Pressure on Greece is mounting, with yields on its three-year bonds at all-time high of 26.97% reflecting investors' perception of the high risk involved in buying the debt. Greece has said it wants a deal with creditors, but thus far has shown little appetite for implementing the cuts necessary to unlock the remaining bailout funds, said Poul Thomsen, director of the IMF's European department and head of its programme with Greece. He said negotiations remained "far from the target".
Oil and gas services providerPetrofac has said it will lose a further £130m ($195m) on the Laggan Tormore gas plant project in Shetland. In February, Petrofac said it had lost $230m on the project, which has been delayed due to bad weather conditions. It said continued bad weather and industrial action meant it needed more man hours to complete the project than it had originally expected. Petrofac chief executive Payman Asfari, says the firm is "deeply disappointed" by the additional cost.
Lloyds Banking Group has remained resolutely neutral on theConservative party's plans to sells its shares at below-market prices to small investors if it wins the election. "The sale of the stake is clearly a matter for the government. We will support the government in whatever way is required in due course," a Lloyds spokesman told Reuters.
Times business commentator Andrew Clark hears that Bloomberg's outage on Friday may have been caused by someonespilling a can of coke on a server. "Bloomberg is keeping schtum but this explanation is pleasingly analogue," he notes. Also in the Times is speculation Tesco may have to raise money to fill a £5bn hole in its pension fund. The Daily Telegraph reports that payday lenders could be in trouble after Wonga posted a £35m loss for last year.

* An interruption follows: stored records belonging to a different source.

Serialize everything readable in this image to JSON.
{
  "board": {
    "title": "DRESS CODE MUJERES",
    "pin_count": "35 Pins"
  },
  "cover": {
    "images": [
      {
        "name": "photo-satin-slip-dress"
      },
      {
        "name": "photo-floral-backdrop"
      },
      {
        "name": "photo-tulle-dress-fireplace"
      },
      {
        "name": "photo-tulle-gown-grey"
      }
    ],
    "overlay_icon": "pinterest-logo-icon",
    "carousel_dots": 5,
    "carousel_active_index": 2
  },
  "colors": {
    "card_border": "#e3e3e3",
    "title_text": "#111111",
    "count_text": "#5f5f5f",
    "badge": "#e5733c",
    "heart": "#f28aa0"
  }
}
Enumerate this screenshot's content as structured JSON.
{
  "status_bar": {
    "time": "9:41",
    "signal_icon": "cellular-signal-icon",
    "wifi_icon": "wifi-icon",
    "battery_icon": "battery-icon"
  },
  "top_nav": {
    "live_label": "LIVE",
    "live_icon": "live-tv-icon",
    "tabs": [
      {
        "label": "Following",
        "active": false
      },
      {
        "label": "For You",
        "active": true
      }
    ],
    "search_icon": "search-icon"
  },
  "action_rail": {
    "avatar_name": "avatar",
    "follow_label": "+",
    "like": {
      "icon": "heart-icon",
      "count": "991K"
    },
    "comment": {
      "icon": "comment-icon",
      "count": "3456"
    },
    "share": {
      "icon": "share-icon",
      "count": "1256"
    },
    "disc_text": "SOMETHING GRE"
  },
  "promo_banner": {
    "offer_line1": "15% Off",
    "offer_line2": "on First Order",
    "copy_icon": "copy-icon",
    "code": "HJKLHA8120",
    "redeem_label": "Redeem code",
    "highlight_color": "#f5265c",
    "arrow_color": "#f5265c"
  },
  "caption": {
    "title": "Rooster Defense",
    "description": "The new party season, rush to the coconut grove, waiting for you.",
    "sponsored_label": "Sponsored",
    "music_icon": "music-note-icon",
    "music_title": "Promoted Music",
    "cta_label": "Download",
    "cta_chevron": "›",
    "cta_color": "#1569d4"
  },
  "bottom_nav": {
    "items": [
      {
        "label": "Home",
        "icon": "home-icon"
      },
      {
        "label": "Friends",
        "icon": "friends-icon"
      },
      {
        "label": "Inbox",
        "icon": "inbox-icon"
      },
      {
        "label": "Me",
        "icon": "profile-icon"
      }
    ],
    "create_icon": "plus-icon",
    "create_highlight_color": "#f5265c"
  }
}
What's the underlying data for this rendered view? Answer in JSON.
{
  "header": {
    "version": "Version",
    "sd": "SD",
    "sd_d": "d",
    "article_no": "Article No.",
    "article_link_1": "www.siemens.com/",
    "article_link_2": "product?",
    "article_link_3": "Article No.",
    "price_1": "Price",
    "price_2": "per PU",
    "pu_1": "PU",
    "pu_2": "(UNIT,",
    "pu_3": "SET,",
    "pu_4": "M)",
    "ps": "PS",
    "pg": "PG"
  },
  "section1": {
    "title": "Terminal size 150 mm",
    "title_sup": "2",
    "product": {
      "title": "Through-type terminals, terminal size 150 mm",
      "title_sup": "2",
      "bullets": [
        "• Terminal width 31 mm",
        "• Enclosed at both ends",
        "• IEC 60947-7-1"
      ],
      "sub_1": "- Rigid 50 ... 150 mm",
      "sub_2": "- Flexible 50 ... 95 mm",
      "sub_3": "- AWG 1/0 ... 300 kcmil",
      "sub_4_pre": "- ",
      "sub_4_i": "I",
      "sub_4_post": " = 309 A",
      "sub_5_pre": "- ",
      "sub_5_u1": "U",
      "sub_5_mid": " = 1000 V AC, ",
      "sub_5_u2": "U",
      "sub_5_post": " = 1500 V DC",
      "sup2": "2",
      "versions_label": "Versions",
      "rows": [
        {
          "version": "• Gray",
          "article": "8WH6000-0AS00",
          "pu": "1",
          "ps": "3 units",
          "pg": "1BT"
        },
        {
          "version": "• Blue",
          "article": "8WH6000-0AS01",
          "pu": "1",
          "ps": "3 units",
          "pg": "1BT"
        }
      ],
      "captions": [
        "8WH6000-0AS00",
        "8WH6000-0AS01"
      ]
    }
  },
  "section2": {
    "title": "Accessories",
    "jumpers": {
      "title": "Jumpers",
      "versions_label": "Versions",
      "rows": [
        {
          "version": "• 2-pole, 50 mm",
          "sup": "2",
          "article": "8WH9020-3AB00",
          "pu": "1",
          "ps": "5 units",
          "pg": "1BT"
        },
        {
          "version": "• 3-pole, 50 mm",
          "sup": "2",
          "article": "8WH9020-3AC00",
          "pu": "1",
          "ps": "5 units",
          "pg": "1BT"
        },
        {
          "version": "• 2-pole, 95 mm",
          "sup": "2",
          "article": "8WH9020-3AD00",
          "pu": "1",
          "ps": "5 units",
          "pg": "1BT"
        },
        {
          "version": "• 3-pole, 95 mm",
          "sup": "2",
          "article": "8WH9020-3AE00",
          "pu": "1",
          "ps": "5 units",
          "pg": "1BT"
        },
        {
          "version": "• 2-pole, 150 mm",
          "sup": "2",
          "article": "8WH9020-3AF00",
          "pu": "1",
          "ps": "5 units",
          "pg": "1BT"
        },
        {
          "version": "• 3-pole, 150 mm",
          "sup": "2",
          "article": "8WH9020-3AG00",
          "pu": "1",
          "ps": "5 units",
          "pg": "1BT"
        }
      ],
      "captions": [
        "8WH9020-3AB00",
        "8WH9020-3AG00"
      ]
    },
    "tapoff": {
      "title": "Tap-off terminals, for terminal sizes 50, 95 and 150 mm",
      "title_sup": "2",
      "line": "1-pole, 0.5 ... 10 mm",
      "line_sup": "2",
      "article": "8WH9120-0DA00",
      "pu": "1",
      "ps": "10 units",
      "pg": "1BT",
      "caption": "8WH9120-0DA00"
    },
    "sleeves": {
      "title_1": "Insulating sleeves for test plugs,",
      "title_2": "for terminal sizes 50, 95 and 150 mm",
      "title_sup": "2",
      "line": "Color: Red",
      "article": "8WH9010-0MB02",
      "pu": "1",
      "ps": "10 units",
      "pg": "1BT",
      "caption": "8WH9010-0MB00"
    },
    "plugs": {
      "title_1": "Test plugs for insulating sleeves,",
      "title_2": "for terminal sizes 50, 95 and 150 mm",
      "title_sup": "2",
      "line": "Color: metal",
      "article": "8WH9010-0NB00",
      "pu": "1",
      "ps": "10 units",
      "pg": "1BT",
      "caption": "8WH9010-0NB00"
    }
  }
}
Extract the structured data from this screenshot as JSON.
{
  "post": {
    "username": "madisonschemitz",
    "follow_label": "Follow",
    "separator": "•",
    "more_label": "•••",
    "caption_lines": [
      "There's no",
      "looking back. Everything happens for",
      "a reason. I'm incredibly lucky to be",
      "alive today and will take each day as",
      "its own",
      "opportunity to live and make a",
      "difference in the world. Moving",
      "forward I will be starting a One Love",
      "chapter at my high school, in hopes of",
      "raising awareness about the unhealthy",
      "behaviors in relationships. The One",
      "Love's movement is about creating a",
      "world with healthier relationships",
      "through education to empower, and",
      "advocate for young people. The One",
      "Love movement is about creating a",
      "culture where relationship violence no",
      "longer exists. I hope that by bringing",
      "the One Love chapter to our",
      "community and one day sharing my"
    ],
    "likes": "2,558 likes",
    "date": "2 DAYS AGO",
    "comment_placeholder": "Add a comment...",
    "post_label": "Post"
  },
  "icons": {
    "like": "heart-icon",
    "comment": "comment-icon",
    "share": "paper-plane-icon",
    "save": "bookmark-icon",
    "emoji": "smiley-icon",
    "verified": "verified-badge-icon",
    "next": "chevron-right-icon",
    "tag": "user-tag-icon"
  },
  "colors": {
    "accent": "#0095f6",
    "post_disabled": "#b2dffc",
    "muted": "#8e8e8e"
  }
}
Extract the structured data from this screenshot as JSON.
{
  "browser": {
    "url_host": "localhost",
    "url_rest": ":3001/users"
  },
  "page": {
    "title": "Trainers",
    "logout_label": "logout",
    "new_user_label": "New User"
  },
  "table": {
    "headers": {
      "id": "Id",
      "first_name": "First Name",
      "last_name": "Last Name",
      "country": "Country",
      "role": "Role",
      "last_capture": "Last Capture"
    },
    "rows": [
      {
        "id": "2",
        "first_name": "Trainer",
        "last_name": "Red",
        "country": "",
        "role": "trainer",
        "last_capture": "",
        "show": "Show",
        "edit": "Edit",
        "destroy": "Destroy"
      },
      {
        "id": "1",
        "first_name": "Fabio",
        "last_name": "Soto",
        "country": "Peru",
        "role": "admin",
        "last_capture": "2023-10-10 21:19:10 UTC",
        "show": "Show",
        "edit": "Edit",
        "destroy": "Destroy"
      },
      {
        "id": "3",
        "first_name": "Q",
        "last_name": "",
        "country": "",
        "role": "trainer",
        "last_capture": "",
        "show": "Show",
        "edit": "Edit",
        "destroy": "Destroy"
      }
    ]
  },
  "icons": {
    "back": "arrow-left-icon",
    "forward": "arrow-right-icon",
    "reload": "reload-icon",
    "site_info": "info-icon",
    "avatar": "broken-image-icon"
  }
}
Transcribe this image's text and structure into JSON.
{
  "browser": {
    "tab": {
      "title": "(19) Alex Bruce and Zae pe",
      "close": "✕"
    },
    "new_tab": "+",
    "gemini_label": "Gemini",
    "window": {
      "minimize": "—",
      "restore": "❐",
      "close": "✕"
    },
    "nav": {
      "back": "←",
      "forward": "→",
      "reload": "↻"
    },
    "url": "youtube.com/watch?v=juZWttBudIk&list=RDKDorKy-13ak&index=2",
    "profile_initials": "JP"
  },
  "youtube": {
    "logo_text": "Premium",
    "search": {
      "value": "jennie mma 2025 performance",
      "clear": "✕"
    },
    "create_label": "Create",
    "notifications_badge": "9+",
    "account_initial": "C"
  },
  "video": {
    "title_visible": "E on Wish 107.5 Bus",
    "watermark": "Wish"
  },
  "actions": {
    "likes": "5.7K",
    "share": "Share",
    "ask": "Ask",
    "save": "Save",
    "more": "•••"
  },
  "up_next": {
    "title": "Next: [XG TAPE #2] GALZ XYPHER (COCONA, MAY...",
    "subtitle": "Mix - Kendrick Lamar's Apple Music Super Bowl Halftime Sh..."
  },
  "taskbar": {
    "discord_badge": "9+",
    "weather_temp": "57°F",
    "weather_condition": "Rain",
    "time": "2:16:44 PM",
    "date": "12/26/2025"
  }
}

The deaths of many hundreds of migrants after a boat capsized off the coast of Libya is leading the news. TheWall St Journal and Financial Times both say Deutsche Bank is considering selling Postbank, a retail banking franchise. The FT reckons regulation is a reason for flogging the bank. The WSJ notes Deutsche only bought it in 2008, for €6bn.